– Dennis Crijns

 

 

Rachel Goodman

Rachel Goodman

Peabody Award-winning broadcaster and communications professional, editor, producer, and writer for effective outcomes. Ms. Goodman has been a radio producer for much of her career, specializing in short features and documentaries. Some of her work includes Southern Songbirds: the Women of Early Country Music, Pastures of Plenty: A History of California's Farmworkers, and The Boomtown Chronicles: Reflections on a Changing California. Ms. Goodman teaches journalism at Cabrillo College in Santa Cruz County.

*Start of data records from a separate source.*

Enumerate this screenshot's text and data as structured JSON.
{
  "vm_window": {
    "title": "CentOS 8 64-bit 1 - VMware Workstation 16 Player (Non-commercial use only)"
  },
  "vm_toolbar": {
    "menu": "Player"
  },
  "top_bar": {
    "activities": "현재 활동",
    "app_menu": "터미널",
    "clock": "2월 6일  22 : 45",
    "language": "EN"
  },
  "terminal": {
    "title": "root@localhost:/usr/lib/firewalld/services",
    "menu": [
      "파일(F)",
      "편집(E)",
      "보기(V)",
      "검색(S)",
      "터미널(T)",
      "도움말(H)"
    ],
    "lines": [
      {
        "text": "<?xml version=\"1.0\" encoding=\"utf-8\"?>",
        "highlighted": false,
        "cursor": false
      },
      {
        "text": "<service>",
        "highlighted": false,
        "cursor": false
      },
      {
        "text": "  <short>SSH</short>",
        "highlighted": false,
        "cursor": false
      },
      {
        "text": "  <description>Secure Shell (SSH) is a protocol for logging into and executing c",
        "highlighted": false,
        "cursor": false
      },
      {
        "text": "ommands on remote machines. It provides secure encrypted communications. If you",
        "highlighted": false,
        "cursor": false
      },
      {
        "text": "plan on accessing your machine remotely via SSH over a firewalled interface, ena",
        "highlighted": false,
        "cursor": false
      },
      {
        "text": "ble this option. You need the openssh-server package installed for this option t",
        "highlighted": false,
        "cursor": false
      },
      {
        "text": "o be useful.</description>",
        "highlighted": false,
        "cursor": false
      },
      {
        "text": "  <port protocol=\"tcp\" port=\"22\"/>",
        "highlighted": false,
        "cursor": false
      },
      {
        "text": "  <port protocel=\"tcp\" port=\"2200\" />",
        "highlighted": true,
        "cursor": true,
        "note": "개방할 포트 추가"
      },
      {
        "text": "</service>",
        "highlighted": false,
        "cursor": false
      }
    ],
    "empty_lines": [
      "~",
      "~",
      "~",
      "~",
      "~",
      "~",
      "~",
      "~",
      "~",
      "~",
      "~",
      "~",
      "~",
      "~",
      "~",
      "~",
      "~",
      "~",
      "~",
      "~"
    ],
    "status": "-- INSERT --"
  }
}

Her goals are to facilitate positive change in the world through effective communication, and to continue conducting her work with the highest level of integrity possible.
Rachel Goodman